Adversarial Examples that Fool both Computer Vision and Time-Limited Humans

Elsayed et al., 2018

Source: Elsayed et al., 2018


  • Aims to answer whether humans are prone to similar mistakes as computer vision models
  • Leverage techniques that transfer adversarial examples to other models with unknown parameters and architecture
  • Find that robust adversarial examples also affect time-limited humans
  • Links: [ website ] [ pdf ]


  • Small, carefully designed perturbations to the input can cause machine learning models to produce the incorrect output, this is known as adversarial examples
  • One phenomenon that has been observed is that adversarial examples often transfer across a wide variety of models
  • While humans also exhibit errors to certain inputs (e.g. optical illusions), these generally don’t resemble adversarial examples
  • Since humans are usually used as existence proof for AI algorithms, either:
    • Humans resist this class of adversarial examples, and therefore it should be possible for machines too
    • Humans are also affected, and therefore should maybe focus on making systems secure despite having non-robust machine learning components
  • Notes about definition of adversarial examples:
    • Designed to cause a mistake, not necessarily differ from human judgement
    • Do not have to be imperceptible (to humans)


  • Machine Learning Vision Pipeline

    • Combined ImageNet images into six coarse categories in three groups: Pets (dog, cat), Vegetables (broccoli, cabbage), Hazard (spider, snake)
    • Train ensemble of 10 CNN models which were based on Inception and ResNet but had an additional retinal layer to better match early human visual processing (e.g. spatial blurring from foveation)
    • Generate adversarial examples on these classifiers using gradient descent with new target class, with max perturbation on a single pixel constrained by $\epsilon$
  • Psychophysics Experiments

    • 38 subjects sat in fixed chair and asked to classify images as one of two classes (two alternative forced choice)
    • After short fixation period, image that spanned $14.2^{\circ}$ visual angle was shown for 63ms, followed by ten high contrast binary random masks (20ms ea.)
    • Participants had up until 2200 ms after mask was turned off to respond, time pressure helps ensure that even subtle effects on perception are detectable
    • Each session only included one of the image groups (Pets, Vegetables, Hazard) with images in one of four conditions:
      • image: images from ImageNet rescaled to [40, 215] to prevent clipping when perturbations are added
      • adv: images with adversarial perturbations $\delta_{adv}$ added that made models output the opposite class in the group, $\epsilon=32$
      • flip: images with $\delta_{adv}$ flipped vertically before being added, used as control
      • false: images from ImageNet outside of the two classes in the group, but perturbed towards one of the classes in the group, $\epsilon=40$
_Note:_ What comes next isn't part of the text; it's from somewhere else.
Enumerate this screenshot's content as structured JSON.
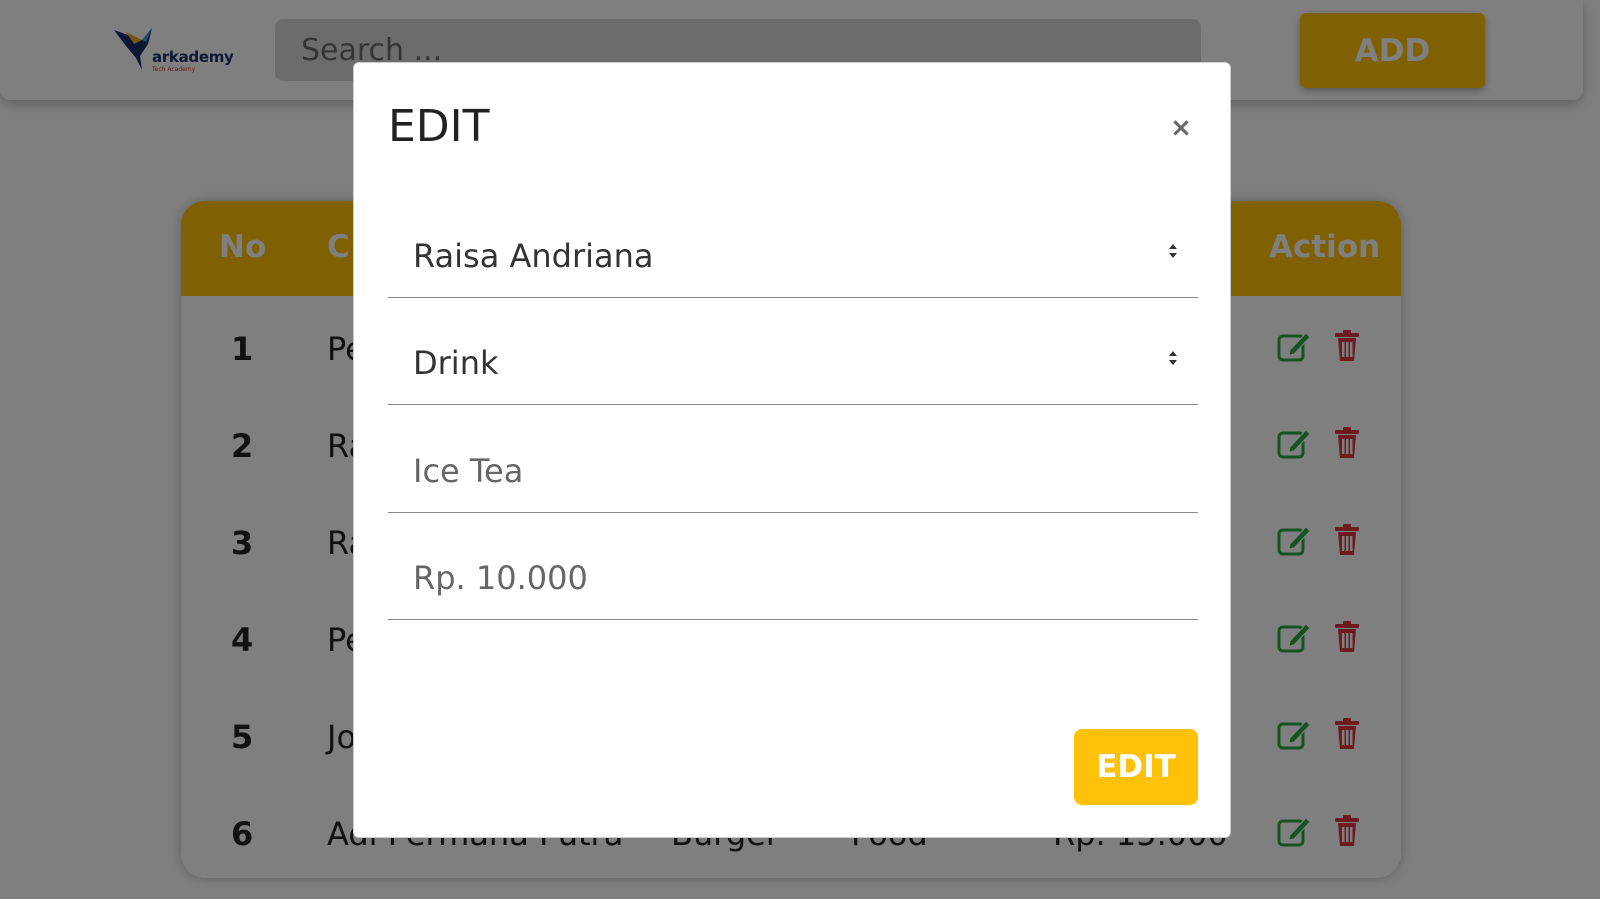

  • Adversarial examples tested on two new models successful for adv and false conditions, while flip images had little effect (validating its use as control)
  • In the false condition, adversarial perturbations successfully biased human decisions in all three groups by ~1-5% and response time was inversely correlated to the perceptual bias pattern
  • In the other setting, humans had similar accuracies on image and flip conditions while being ~7% less accurate on adv images


  • Without a time limit humans still get the correct class, suggesting that:
    • The adversarial perturbations do not change the “true class”
    • Recurrent connections could add robustness to adversarial examples
    • Or that adversarial examples do not transfer well from feed-forward to recurrent networks
  • Qualitatively, perturbations seem to work by modifying object edges, modifying textures, and taking advantage of dark regions (lager perceptual change for given size perturbation)
  • Results open up a lot of questions for further investigation:
    • How does transfer depend on $\epsilon$?
    • Can retinal layer be removed?
    • How crucial is the model ensembling?
Elias Z. Wang
Elias Z. Wang
AI Researcher | PhD Candidate